— Your assignment —
Copy each line that includes the string "value" from the material into your answer.

START Data listing

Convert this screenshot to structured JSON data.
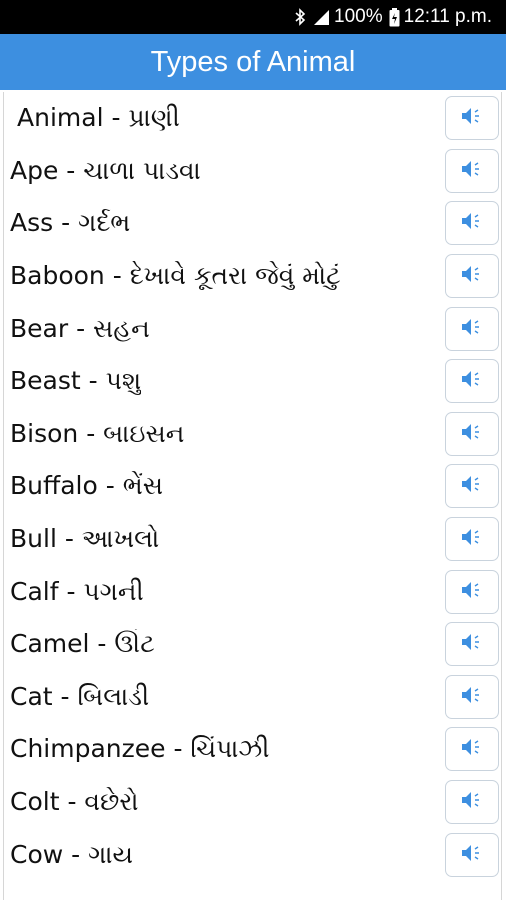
{
  "status_bar": {
    "battery": "100%",
    "time": "12:11 p.m.",
    "icons": [
      "bluetooth-icon",
      "signal-icon",
      "battery-icon"
    ]
  },
  "app_bar": {
    "title": "Types of Animal"
  },
  "colors": {
    "app_bar": "#3d8fe0",
    "status_bar": "#000000",
    "speaker": "#3d8fe0"
  },
  "animals": [
    "Animal - પ્રાણી",
    "Ape - ચાળા પાડવા",
    "Ass - ગર્દભ",
    "Baboon - દેખાવે કૂતરા જેવું મોટું",
    "Bear - સહન",
    "Beast - પશુ",
    "Bison - બાઇસન",
    "Buffalo - ભેંસ",
    "Bull - આખલો",
    "Calf - પગની",
    "Camel - ઊંટ",
    "Cat - બિલાડી",
    "Chimpanzee - ચિંપાઝી",
    "Colt - વછેરો",
    "Cow - ગાય"
  ]
}
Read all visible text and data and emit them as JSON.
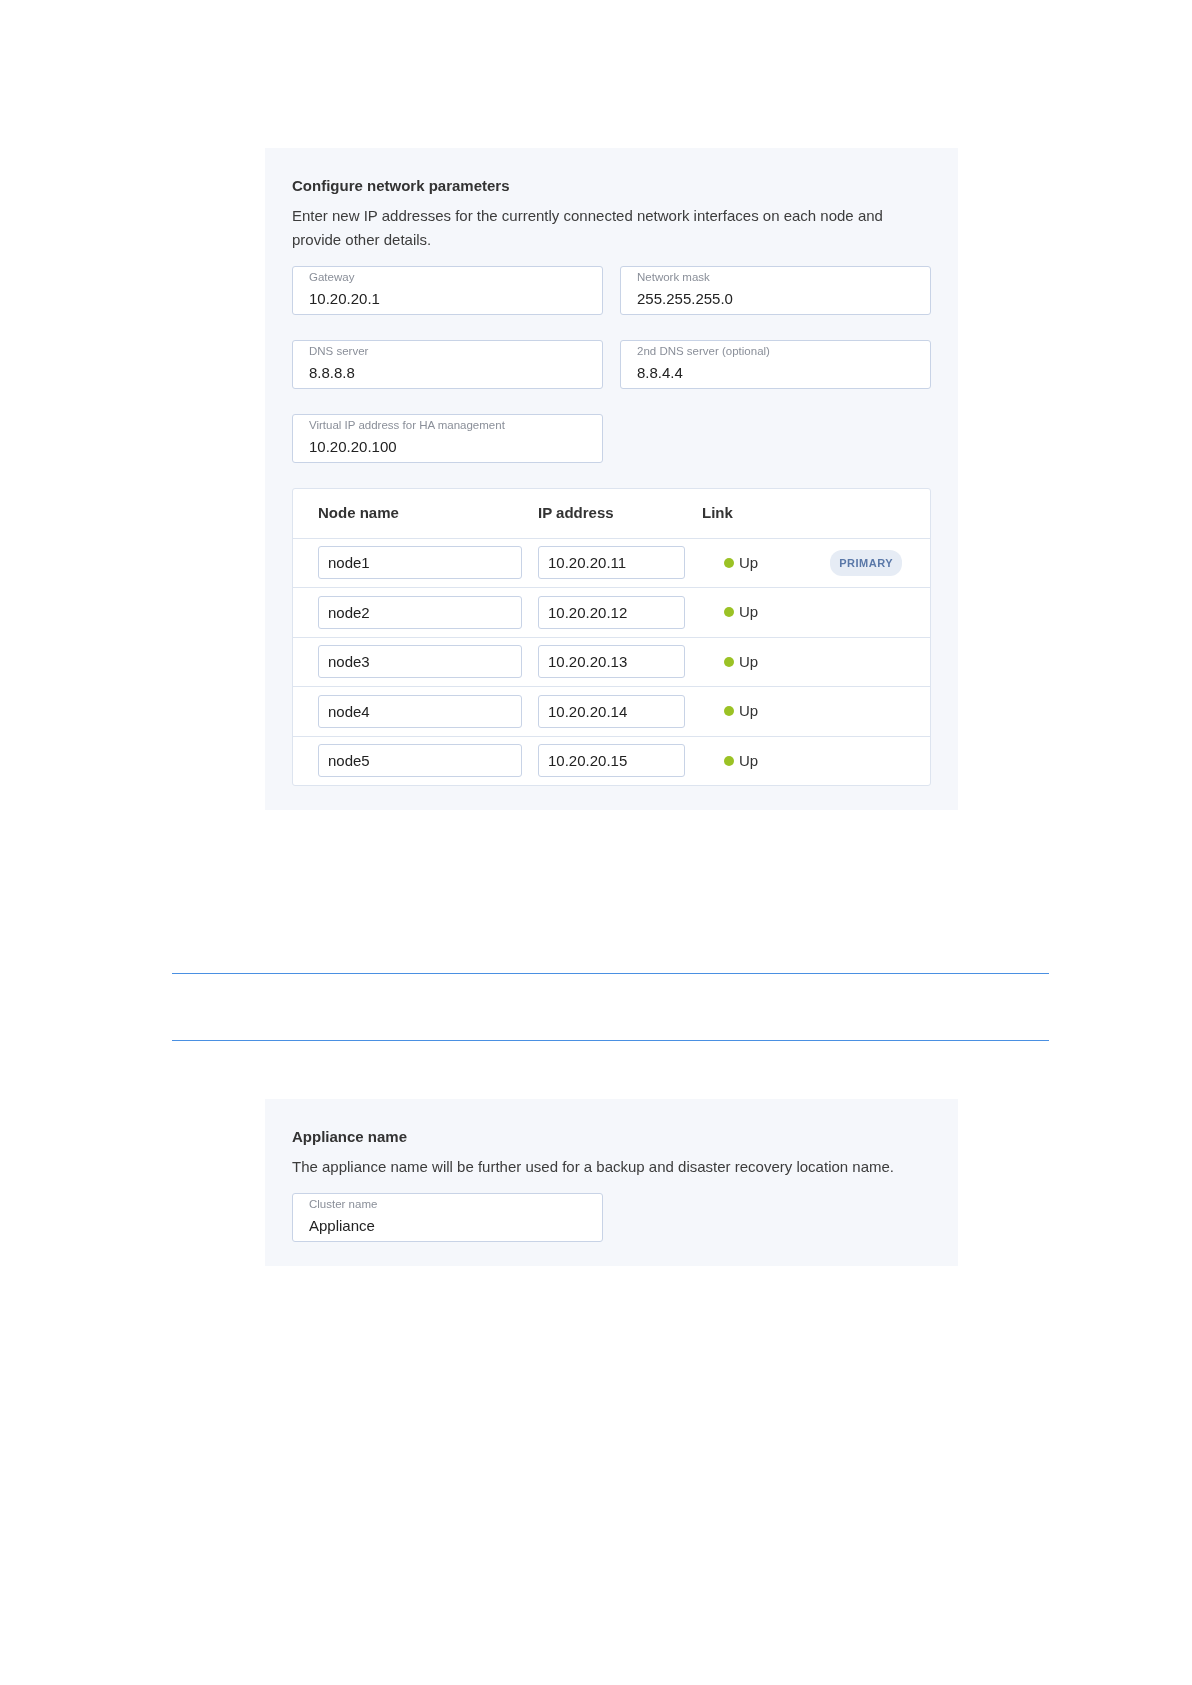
{
  "network_panel": {
    "title": "Configure network parameters",
    "description": "Enter new IP addresses for the currently connected network interfaces on each node and provide other details.",
    "fields": [
      {
        "label": "Gateway",
        "value": "10.20.20.1"
      },
      {
        "label": "Network mask",
        "value": "255.255.255.0"
      },
      {
        "label": "DNS server",
        "value": "8.8.8.8"
      },
      {
        "label": "2nd DNS server (optional)",
        "value": "8.8.4.4"
      },
      {
        "label": "Virtual IP address for HA management",
        "value": "10.20.20.100"
      }
    ],
    "table": {
      "columns": [
        "Node name",
        "IP address",
        "Link"
      ],
      "rows": [
        {
          "node_name": "node1",
          "ip_address": "10.20.20.11",
          "link": "Up",
          "color": "#9bc225",
          "badge": "PRIMARY"
        },
        {
          "node_name": "node2",
          "ip_address": "10.20.20.12",
          "link": "Up",
          "color": "#9bc225"
        },
        {
          "node_name": "node3",
          "ip_address": "10.20.20.13",
          "link": "Up",
          "color": "#9bc225"
        },
        {
          "node_name": "node4",
          "ip_address": "10.20.20.14",
          "link": "Up",
          "color": "#9bc225"
        },
        {
          "node_name": "node5",
          "ip_address": "10.20.20.15",
          "link": "Up",
          "color": "#9bc225"
        }
      ]
    }
  },
  "appliance_panel": {
    "title": "Appliance name",
    "description": "The appliance name will be further used for a backup and disaster recovery location name.",
    "fields": [
      {
        "label": "Cluster name",
        "value": "Appliance"
      }
    ]
  }
}
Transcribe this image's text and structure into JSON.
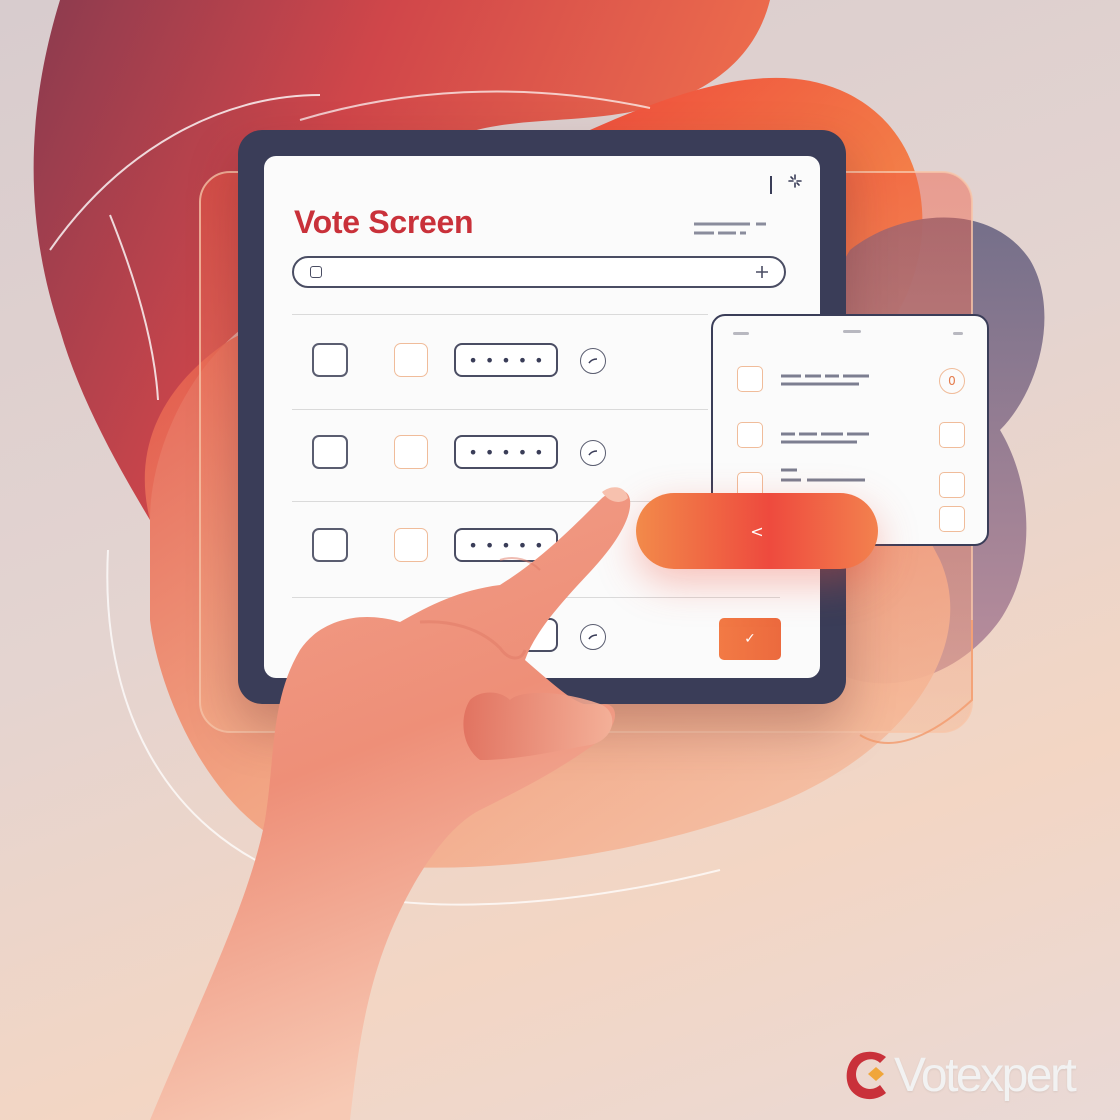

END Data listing

— Answer —
        "value": "10.20.20.1"
        "value": "255.255.255.0"
        "value": "8.8.8.8"
        "value": "8.8.4.4"
        "value": "10.20.20.100"
        "value": "Appliance"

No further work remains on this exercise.